A little more air under the ball might have resulted in the worst kind of celebration, but the air wasn't there; Will Allen was. He shoveled dirt all over Michigan's corpse and the Buckeyes escaped victorious yet again.
But it wasn't the first time Allen played gravedigger. BACK TO CINCINNATI:
The UC receiver Doss bodies at the goal line on that 4th down play would have been in optimal position to compete with Allen for the deflection - had he, you know, not been lying on the grass. Allen briefly celebrates his game-clincher before remembering he's a live target and takes a knee (if you're wondering why Allen immediately went fetal position after picking off Navarre, please refer to how the UC game ended).
Pass interference committed against an ancillary receiver while the ball is already in flight and the back judge is focused on it, the intended receiver and the guy covering him? That flag happens approximately zero times, unless the defending team is unlucky, which we now know the Buckeyes were not.
After decades of face-planting in shit every season, Ohio State suddenly had a horseshoe jammed up its ass. This upset a lot of people.
The Buckeyes - a northern program, a slow program, a reliable choking program, a supposed-to-lose-to-Michigan program - would now be playing for the BCS title. This infuriated those who had grown accustomed to Ohio State's tradition of never catching any breaks. The Luckeyes had arrived in 2002, and this change went down like shards of glass for non-fans of the program.
Ohio State arrived in Tempe has 13-point underdogs to Miami - rightfully; that team was obnoxiously loaded and hadn't lost a game in years - and left Arizona with the Canes' belt. The Buckeyes brought their engineered resilience, bouts of competence, plodding efficiency and raw, uncut pharmaceutical-grade luck into a 14th game - and it worked for the 14th time.
And you'll have to forgive Ohio State fans for not wanting to hear about benefiting from officiating in the first overtime, since the Fiesta Bowl should have ended in regulation after Gamble converted this game-clinching 3rd down, which was ruled incomplete.
Luck only matters in football if you're in position to win.
Getting lucky down 42 points produces gallows humor. Catching a break that flips momentum or changes an outcome is living the kind of charmed life that eluded Ohio State football for decades. The Buckeyes, in spite of how their most recent trip to Arizona transpired, are charmed.

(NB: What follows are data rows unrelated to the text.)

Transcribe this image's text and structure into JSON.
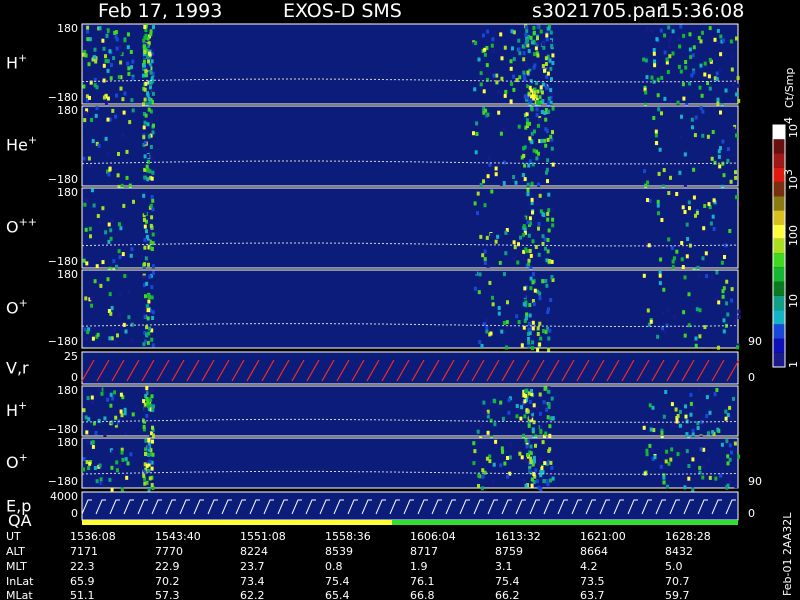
{
  "header": {
    "date": "Feb 17, 1993",
    "instrument": "EXOS-D SMS",
    "file": "s3021705.par",
    "time": "15:36:08"
  },
  "colors": {
    "background": "#000000",
    "panel_fill": "#0c1c7a",
    "trace": "#d8d8d8",
    "velocity_trace": "#ff2a1a",
    "qa_bar_yellow": "#ffff33",
    "qa_bar_green": "#33dd33"
  },
  "colorbar": {
    "unit": "Ct/Smp",
    "labels": [
      {
        "base": "10",
        "exp": "4"
      },
      {
        "base": "10",
        "exp": "3"
      },
      {
        "base": "100",
        "exp": ""
      },
      {
        "base": "10",
        "exp": ""
      },
      {
        "base": "1",
        "exp": ""
      }
    ],
    "colors": [
      "#1a1a8c",
      "#1010b8",
      "#1848d8",
      "#14b4c8",
      "#10a088",
      "#0a7a20",
      "#12b830",
      "#40d820",
      "#a8e020",
      "#ffff40",
      "#d8c020",
      "#8a7a10",
      "#7a3010",
      "#e01a10",
      "#a01818",
      "#681010",
      "#ffffff"
    ]
  },
  "chart_data": {
    "type": "heatmap",
    "panels": [
      {
        "ion": "H",
        "charge": "+",
        "ymax": "180",
        "ymin": "−180"
      },
      {
        "ion": "He",
        "charge": "+",
        "ymax": "180",
        "ymin": "−180"
      },
      {
        "ion": "O",
        "charge": "++",
        "ymax": "180",
        "ymin": "−180"
      },
      {
        "ion": "O",
        "charge": "+",
        "ymax": "180",
        "ymin": "−180",
        "right_label": "90"
      },
      {
        "ion": "V,r",
        "charge": "",
        "ymax": "25",
        "ymin": "0",
        "right_label": "0"
      },
      {
        "ion": "H",
        "charge": "+",
        "ymax": "180",
        "ymin": "−180"
      },
      {
        "ion": "O",
        "charge": "+",
        "ymax": "180",
        "ymin": "−180",
        "right_label": "90"
      },
      {
        "ion": "E,p",
        "ion2": "QA",
        "charge": "",
        "ymax": "4000",
        "ymin": "0",
        "right_label": "0"
      }
    ]
  },
  "footer": {
    "rows": [
      {
        "label": "UT",
        "values": [
          "1536:08",
          "1543:40",
          "1551:08",
          "1558:36",
          "1606:04",
          "1613:32",
          "1621:00",
          "1628:28"
        ]
      },
      {
        "label": "ALT",
        "values": [
          "7171",
          "7770",
          "8224",
          "8539",
          "8717",
          "8759",
          "8664",
          "8432"
        ]
      },
      {
        "label": "MLT",
        "values": [
          "22.3",
          "22.9",
          "23.7",
          "0.8",
          "1.9",
          "3.1",
          "4.2",
          "5.0"
        ]
      },
      {
        "label": "InLat",
        "values": [
          "65.9",
          "70.2",
          "73.4",
          "75.4",
          "76.1",
          "75.4",
          "73.5",
          "70.7"
        ]
      },
      {
        "label": "MLat",
        "values": [
          "51.1",
          "57.3",
          "62.2",
          "65.4",
          "66.8",
          "66.2",
          "63.7",
          "59.7"
        ]
      }
    ],
    "footnote": "Feb-01 2AA32L"
  }
}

They overpaid to gain admission into their current era.
The 2002 Buckeyes are routinely cited as the weakest national champion of the current century, no doubt in part to the negative optics of getting lucky for so many reasons against so many opponents. Entering that season, Ohio State fans were still whining about how their beloved 1998 team needed a break just once - and was denied.
Meanwhile, eventual champion Tennessee stayed perfect because of a no-touch fumble by Arkansas while it was trying to end the game. Yeah, must be nice.
Luck seemed to be everywhere but Columbus. That changed in 2002, and it was both long overdue and deserved. Getting lucky diminishes nothing. The ring is just as shiny and the memories are just as rosy. Do you know what the term is for least-deserving, most mediocre, impossibly resilient and luckiest title winner of the current century?
It's champions. They're called champions.